---------- RECORDS FOR THIS EXERCISE
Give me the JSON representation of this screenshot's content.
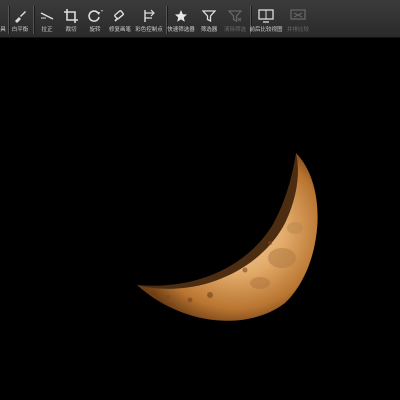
{
  "toolbar": {
    "items": [
      {
        "label": "具",
        "icon": "tool-partial-icon",
        "enabled": true
      },
      {
        "label": "白平衡",
        "icon": "brush-icon",
        "enabled": true
      },
      {
        "label": "拉正",
        "icon": "straighten-icon",
        "enabled": true
      },
      {
        "label": "裁切",
        "icon": "crop-icon",
        "enabled": true
      },
      {
        "label": "旋转",
        "icon": "rotate-icon",
        "enabled": true
      },
      {
        "label": "修复画笔",
        "icon": "healing-brush-icon",
        "enabled": true
      },
      {
        "label": "彩色控制点",
        "icon": "color-control-point-icon",
        "enabled": true
      },
      {
        "label": "快速筛选器",
        "icon": "star-icon",
        "enabled": true
      },
      {
        "label": "筛选器",
        "icon": "filter-icon",
        "enabled": true
      },
      {
        "label": "清除筛选",
        "icon": "clear-filter-icon",
        "enabled": false
      },
      {
        "label": "前后比较视图",
        "icon": "compare-view-icon",
        "enabled": true
      },
      {
        "label": "并排比较",
        "icon": "side-by-side-icon",
        "enabled": false
      }
    ]
  },
  "colors": {
    "toolbar_bg": "#333333",
    "canvas_bg": "#000000",
    "moon_light": "#f3c98e",
    "moon_mid": "#d39a56",
    "moon_dark": "#7a4a1e"
  }
}
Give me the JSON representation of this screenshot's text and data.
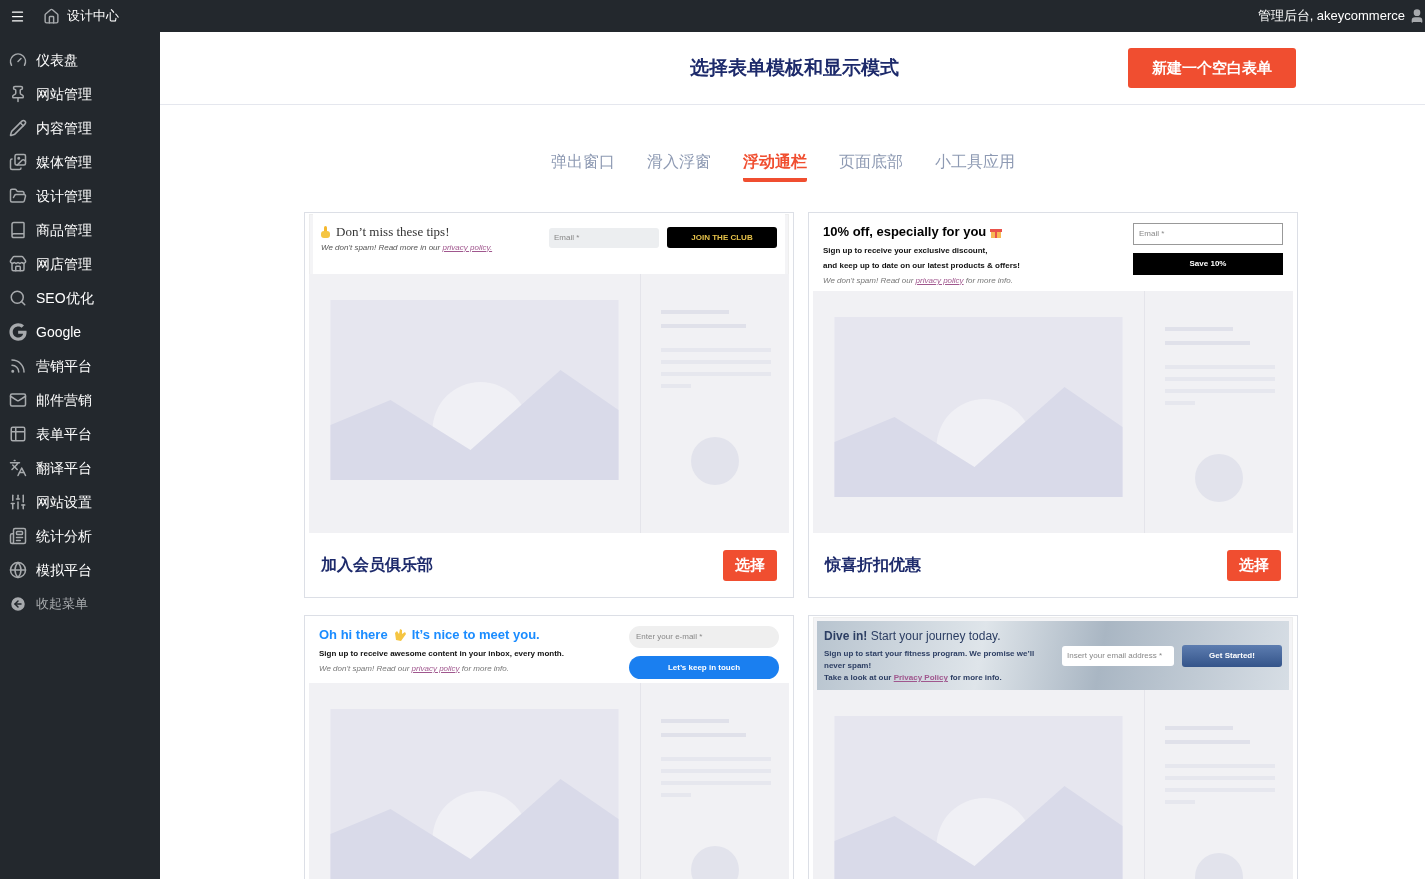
{
  "topbar": {
    "brand": "设计中心",
    "user": "管理后台, akeycommerce"
  },
  "sidebar": {
    "items": [
      {
        "label": "仪表盘"
      },
      {
        "label": "网站管理"
      },
      {
        "label": "内容管理"
      },
      {
        "label": "媒体管理"
      },
      {
        "label": "设计管理"
      },
      {
        "label": "商品管理"
      },
      {
        "label": "网店管理"
      },
      {
        "label": "SEO优化"
      },
      {
        "label": "Google"
      },
      {
        "label": "营销平台"
      },
      {
        "label": "邮件营销"
      },
      {
        "label": "表单平台"
      },
      {
        "label": "翻译平台"
      },
      {
        "label": "网站设置"
      },
      {
        "label": "统计分析"
      },
      {
        "label": "模拟平台"
      }
    ],
    "collapse_label": "收起菜单"
  },
  "header": {
    "title": "选择表单模板和显示模式",
    "new_button": "新建一个空白表单"
  },
  "tabs": [
    {
      "label": "弹出窗口",
      "selected": false
    },
    {
      "label": "滑入浮窗",
      "selected": false
    },
    {
      "label": "浮动通栏",
      "selected": true
    },
    {
      "label": "页面底部",
      "selected": false
    },
    {
      "label": "小工具应用",
      "selected": false
    }
  ],
  "cards": [
    {
      "title": "加入会员俱乐部",
      "button": "选择",
      "preview": {
        "kind": "serif",
        "heading": "Don’t miss these tips!",
        "note_before": "We don't spam! Read more in our",
        "link": "privacy policy.",
        "placeholder": "Email *",
        "button": "JOIN THE CLUB"
      }
    },
    {
      "title": "惊喜折扣优惠",
      "button": "选择",
      "preview": {
        "kind": "bold",
        "heading": "10% off, especially for you",
        "body": [
          "Sign up to receive your exclusive discount,",
          "and keep up to date on our latest products & offers!"
        ],
        "note_before": "We don't spam! Read our",
        "link": "privacy policy",
        "note_after": "for more info.",
        "placeholder": "Email *",
        "button": "Save 10%"
      }
    },
    {
      "preview": {
        "kind": "blue",
        "heading": "Oh hi there",
        "heading_after": "It’s nice to meet you.",
        "body": [
          "Sign up to receive awesome content in your inbox, every month."
        ],
        "note_before": "We don't spam! Read our",
        "link": "privacy policy",
        "note_after": "for more info.",
        "placeholder": "Enter your e-mail *",
        "button": "Let’s keep in touch"
      }
    },
    {
      "preview": {
        "kind": "banner",
        "heading": "**Dive in!** Start your journey today.",
        "body": [
          "Sign up to start your fitness program. We promise we’ll never spam!"
        ],
        "note_before": "Take a look at our",
        "link": "Privacy Policy",
        "note_after": "for more info.",
        "placeholder": "Insert your email address *",
        "button": "Get Started!"
      }
    }
  ]
}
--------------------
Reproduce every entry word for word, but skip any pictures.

Give me the JSON representation of this screenshot's content.
{
  "toolbar": {
    "items": [
      {
        "label": "具",
        "icon": "tool-partial-icon",
        "enabled": true
      },
      {
        "label": "白平衡",
        "icon": "brush-icon",
        "enabled": true
      },
      {
        "label": "拉正",
        "icon": "straighten-icon",
        "enabled": true
      },
      {
        "label": "裁切",
        "icon": "crop-icon",
        "enabled": true
      },
      {
        "label": "旋转",
        "icon": "rotate-icon",
        "enabled": true
      },
      {
        "label": "修复画笔",
        "icon": "healing-brush-icon",
        "enabled": true
      },
      {
        "label": "彩色控制点",
        "icon": "color-control-point-icon",
        "enabled": true
      },
      {
        "label": "快速筛选器",
        "icon": "star-icon",
        "enabled": true
      },
      {
        "label": "筛选器",
        "icon": "filter-icon",
        "enabled": true
      },
      {
        "label": "清除筛选",
        "icon": "clear-filter-icon",
        "enabled": false
      },
      {
        "label": "前后比较视图",
        "icon": "compare-view-icon",
        "enabled": true
      },
      {
        "label": "并排比较",
        "icon": "side-by-side-icon",
        "enabled": false
      }
    ]
  },
  "colors": {
    "toolbar_bg": "#333333",
    "canvas_bg": "#000000",
    "moon_light": "#f3c98e",
    "moon_mid": "#d39a56",
    "moon_dark": "#7a4a1e"
  }
}
Give me the JSON representation of this screenshot's text and data.
{
  "topbar": {
    "brand": "设计中心",
    "user": "管理后台, akeycommerce"
  },
  "sidebar": {
    "items": [
      {
        "label": "仪表盘"
      },
      {
        "label": "网站管理"
      },
      {
        "label": "内容管理"
      },
      {
        "label": "媒体管理"
      },
      {
        "label": "设计管理"
      },
      {
        "label": "商品管理"
      },
      {
        "label": "网店管理"
      },
      {
        "label": "SEO优化"
      },
      {
        "label": "Google"
      },
      {
        "label": "营销平台"
      },
      {
        "label": "邮件营销"
      },
      {
        "label": "表单平台"
      },
      {
        "label": "翻译平台"
      },
      {
        "label": "网站设置"
      },
      {
        "label": "统计分析"
      },
      {
        "label": "模拟平台"
      }
    ],
    "collapse_label": "收起菜单"
  },
  "header": {
    "title": "选择表单模板和显示模式",
    "new_button": "新建一个空白表单"
  },
  "tabs": [
    {
      "label": "弹出窗口",
      "selected": false
    },
    {
      "label": "滑入浮窗",
      "selected": false
    },
    {
      "label": "浮动通栏",
      "selected": true
    },
    {
      "label": "页面底部",
      "selected": false
    },
    {
      "label": "小工具应用",
      "selected": false
    }
  ],
  "cards": [
    {
      "title": "加入会员俱乐部",
      "button": "选择",
      "preview": {
        "kind": "serif",
        "heading": "Don’t miss these tips!",
        "note_before": "We don't spam! Read more in our",
        "link": "privacy policy.",
        "placeholder": "Email *",
        "button": "JOIN THE CLUB"
      }
    },
    {
      "title": "惊喜折扣优惠",
      "button": "选择",
      "preview": {
        "kind": "bold",
        "heading": "10% off, especially for you",
        "body": [
          "Sign up to receive your exclusive discount,",
          "and keep up to date on our latest products & offers!"
        ],
        "note_before": "We don't spam! Read our",
        "link": "privacy policy",
        "note_after": "for more info.",
        "placeholder": "Email *",
        "button": "Save 10%"
      }
    },
    {
      "preview": {
        "kind": "blue",
        "heading": "Oh hi there",
        "heading_after": "It’s nice to meet you.",
        "body": [
          "Sign up to receive awesome content in your inbox, every month."
        ],
        "note_before": "We don't spam! Read our",
        "link": "privacy policy",
        "note_after": "for more info.",
        "placeholder": "Enter your e-mail *",
        "button": "Let’s keep in touch"
      }
    },
    {
      "preview": {
        "kind": "banner",
        "heading": "**Dive in!** Start your journey today.",
        "body": [
          "Sign up to start your fitness program. We promise we’ll never spam!"
        ],
        "note_before": "Take a look at our",
        "link": "Privacy Policy",
        "note_after": "for more info.",
        "placeholder": "Insert your email address *",
        "button": "Get Started!"
      }
    }
  ]
}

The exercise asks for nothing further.